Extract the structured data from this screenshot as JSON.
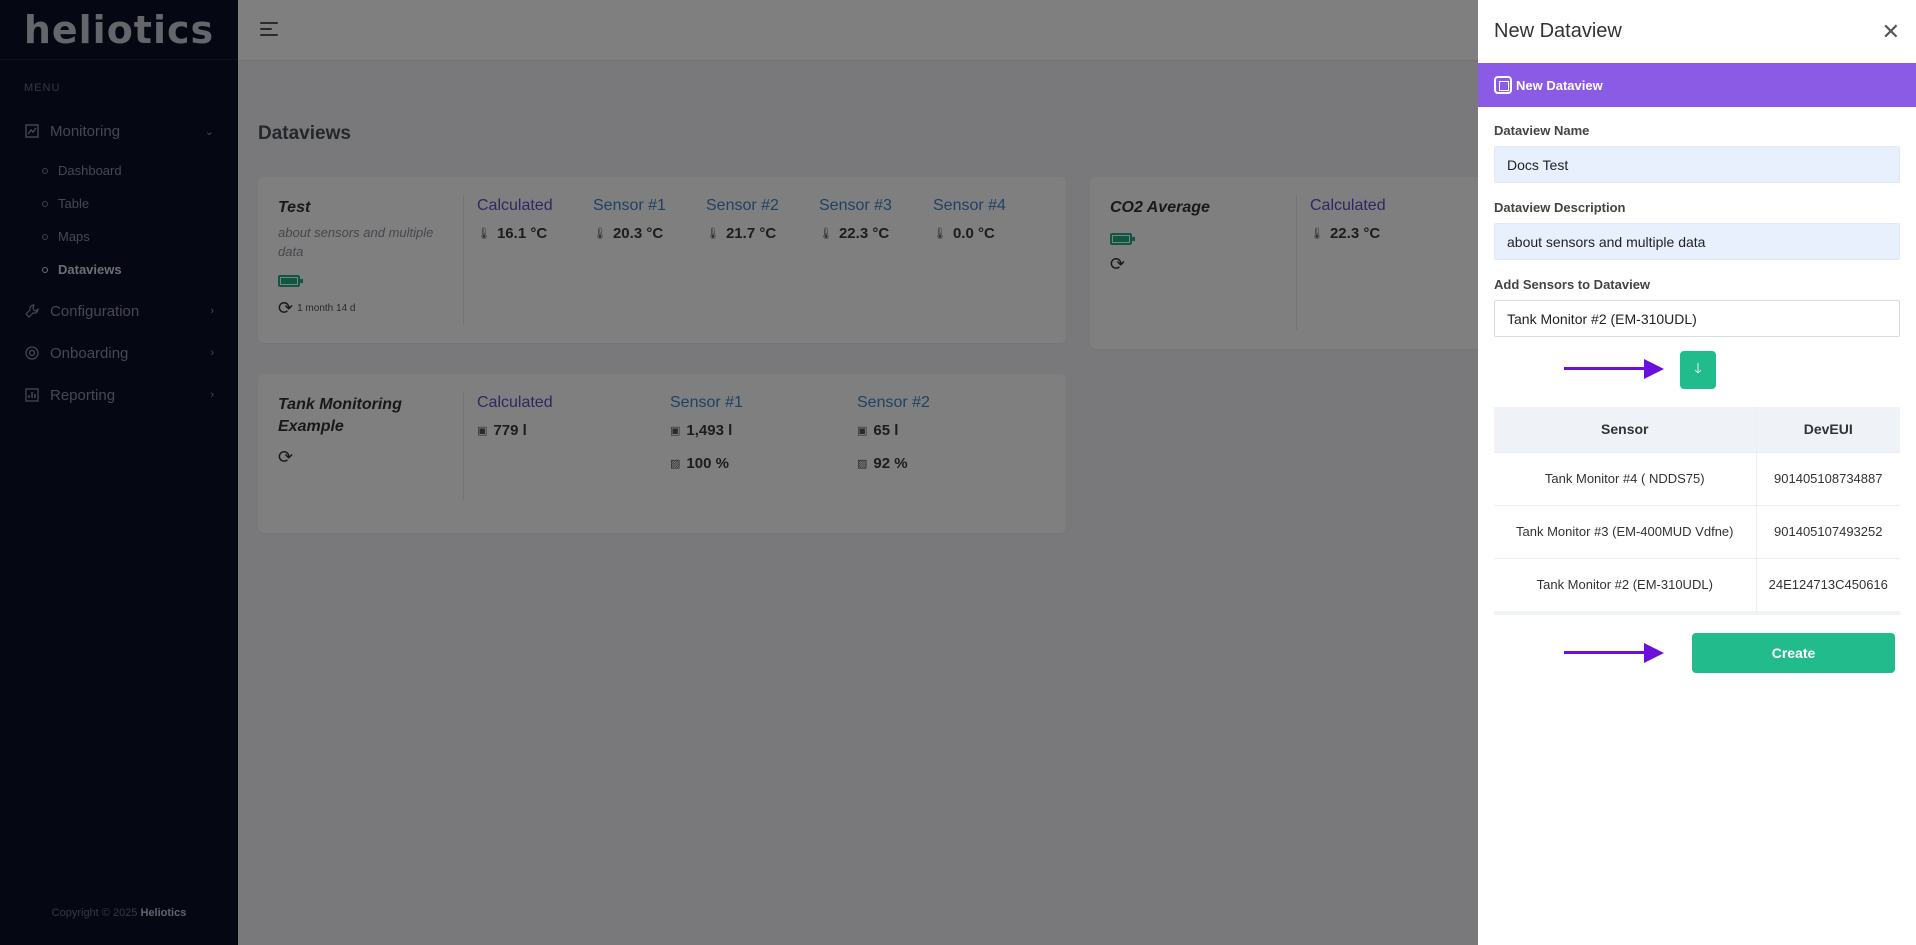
{
  "brand": {
    "logo_text": "heliotics"
  },
  "sidebar": {
    "menu_title": "MENU",
    "items": [
      {
        "label": "Monitoring",
        "icon": "chart-icon",
        "expanded": true
      },
      {
        "label": "Configuration",
        "icon": "wrench-icon"
      },
      {
        "label": "Onboarding",
        "icon": "onboarding-icon"
      },
      {
        "label": "Reporting",
        "icon": "report-icon"
      }
    ],
    "sub_items": [
      {
        "label": "Dashboard"
      },
      {
        "label": "Table"
      },
      {
        "label": "Maps"
      },
      {
        "label": "Dataviews",
        "active": true
      }
    ],
    "copyright_prefix": "Copyright © 2025",
    "copyright_brand": "Heliotics"
  },
  "main": {
    "title": "Dataviews",
    "cards": [
      {
        "name": "Test",
        "description": "about sensors and multiple data",
        "sync_time": "1 month 14 d",
        "columns": [
          {
            "head": "Calculated",
            "value": "16.1 °C"
          },
          {
            "head": "Sensor #1",
            "value": "20.3 °C"
          },
          {
            "head": "Sensor #2",
            "value": "21.7 °C"
          },
          {
            "head": "Sensor #3",
            "value": "22.3 °C"
          },
          {
            "head": "Sensor #4",
            "value": "0.0 °C"
          }
        ]
      },
      {
        "name": "CO2 Average",
        "columns": [
          {
            "head": "Calculated",
            "value": "22.3 °C"
          }
        ]
      },
      {
        "name": "Tank Monitoring Example",
        "columns": [
          {
            "head": "Calculated",
            "value": "779 l"
          },
          {
            "head": "Sensor #1",
            "value": "1,493 l",
            "value2": "100 %"
          },
          {
            "head": "Sensor #2",
            "value": "65 l",
            "value2": "92 %"
          }
        ]
      }
    ]
  },
  "drawer": {
    "title": "New Dataview",
    "banner": "New Dataview",
    "name_label": "Dataview Name",
    "name_value": "Docs Test",
    "desc_label": "Dataview Description",
    "desc_value": "about sensors and multiple data",
    "sensors_label": "Add Sensors to Dataview",
    "sensors_value": "Tank Monitor #2 (EM-310UDL)",
    "table": {
      "headers": [
        "Sensor",
        "DevEUI"
      ],
      "rows": [
        [
          "Tank Monitor #4 ( NDDS75)",
          "901405108734887"
        ],
        [
          "Tank Monitor #3 (EM-400MUD Vdfne)",
          "901405107493252"
        ],
        [
          "Tank Monitor #2 (EM-310UDL)",
          "24E124713C450616"
        ]
      ]
    },
    "create_label": "Create"
  },
  "colors": {
    "sidebar_bg": "#0b0f24",
    "banner": "#8b5be6",
    "accent_green": "#22bb8c",
    "arrow": "#6a0fdc",
    "sensor_link": "#3f82c8",
    "calculated": "#5b4fc4"
  }
}
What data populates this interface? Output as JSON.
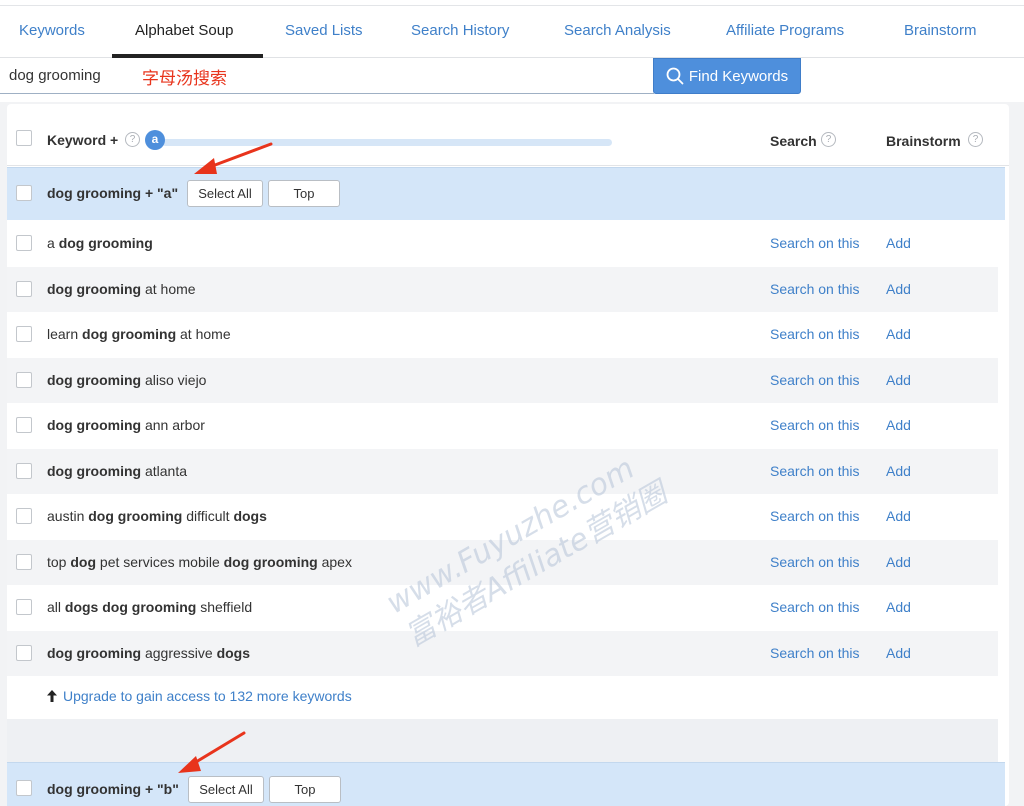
{
  "nav": {
    "tabs": [
      {
        "label": "Keywords"
      },
      {
        "label": "Alphabet Soup"
      },
      {
        "label": "Saved Lists"
      },
      {
        "label": "Search History"
      },
      {
        "label": "Search Analysis"
      },
      {
        "label": "Affiliate Programs"
      },
      {
        "label": "Brainstorm"
      }
    ],
    "active_tab": "Alphabet Soup"
  },
  "search": {
    "value": "dog grooming",
    "annotation": "字母汤搜索",
    "button_label": "Find Keywords",
    "button_icon": "search-icon"
  },
  "table": {
    "header": {
      "keyword_label": "Keyword +",
      "slider_letter": "a",
      "search_label": "Search",
      "brainstorm_label": "Brainstorm",
      "help_icon": "?"
    },
    "groups": [
      {
        "label": "dog grooming + \"a\"",
        "select_all": "Select All",
        "top": "Top"
      },
      {
        "label": "dog grooming + \"b\"",
        "select_all": "Select All",
        "top": "Top"
      }
    ],
    "rows": [
      {
        "pre": "a ",
        "b1": "dog grooming",
        "mid": "",
        "b2": "",
        "post": "",
        "search": "Search on this",
        "add": "Add"
      },
      {
        "pre": "",
        "b1": "dog grooming",
        "mid": " at home",
        "b2": "",
        "post": "",
        "search": "Search on this",
        "add": "Add"
      },
      {
        "pre": "learn ",
        "b1": "dog grooming",
        "mid": " at home",
        "b2": "",
        "post": "",
        "search": "Search on this",
        "add": "Add"
      },
      {
        "pre": "",
        "b1": "dog grooming",
        "mid": " aliso viejo",
        "b2": "",
        "post": "",
        "search": "Search on this",
        "add": "Add"
      },
      {
        "pre": "",
        "b1": "dog grooming",
        "mid": " ann arbor",
        "b2": "",
        "post": "",
        "search": "Search on this",
        "add": "Add"
      },
      {
        "pre": "",
        "b1": "dog grooming",
        "mid": " atlanta",
        "b2": "",
        "post": "",
        "search": "Search on this",
        "add": "Add"
      },
      {
        "pre": "austin ",
        "b1": "dog grooming",
        "mid": " difficult ",
        "b2": "dogs",
        "post": "",
        "search": "Search on this",
        "add": "Add"
      },
      {
        "pre": "top ",
        "b1": "dog",
        "mid": " pet services mobile ",
        "b2": "dog grooming",
        "post": " apex",
        "search": "Search on this",
        "add": "Add"
      },
      {
        "pre": "all ",
        "b1": "dogs dog grooming",
        "mid": " sheffield",
        "b2": "",
        "post": "",
        "search": "Search on this",
        "add": "Add"
      },
      {
        "pre": "",
        "b1": "dog grooming",
        "mid": " aggressive ",
        "b2": "dogs",
        "post": "",
        "search": "Search on this",
        "add": "Add"
      }
    ],
    "upgrade_text": "Upgrade to gain access to 132 more keywords",
    "upgrade_icon": "arrow-up-icon"
  },
  "watermark": {
    "line1": "www.Fuyuzhe.com",
    "line2": "富裕者Affiliate营销圈"
  },
  "colors": {
    "accent": "#3f80c9",
    "button": "#4e8fdc",
    "group_bg": "#d4e6f9",
    "annotation": "#e8341c"
  }
}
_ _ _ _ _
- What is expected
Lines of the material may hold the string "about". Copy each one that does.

- Answer for the task
        "description": "about sensors and multiple data",
    "desc_value": "about sensors and multiple data",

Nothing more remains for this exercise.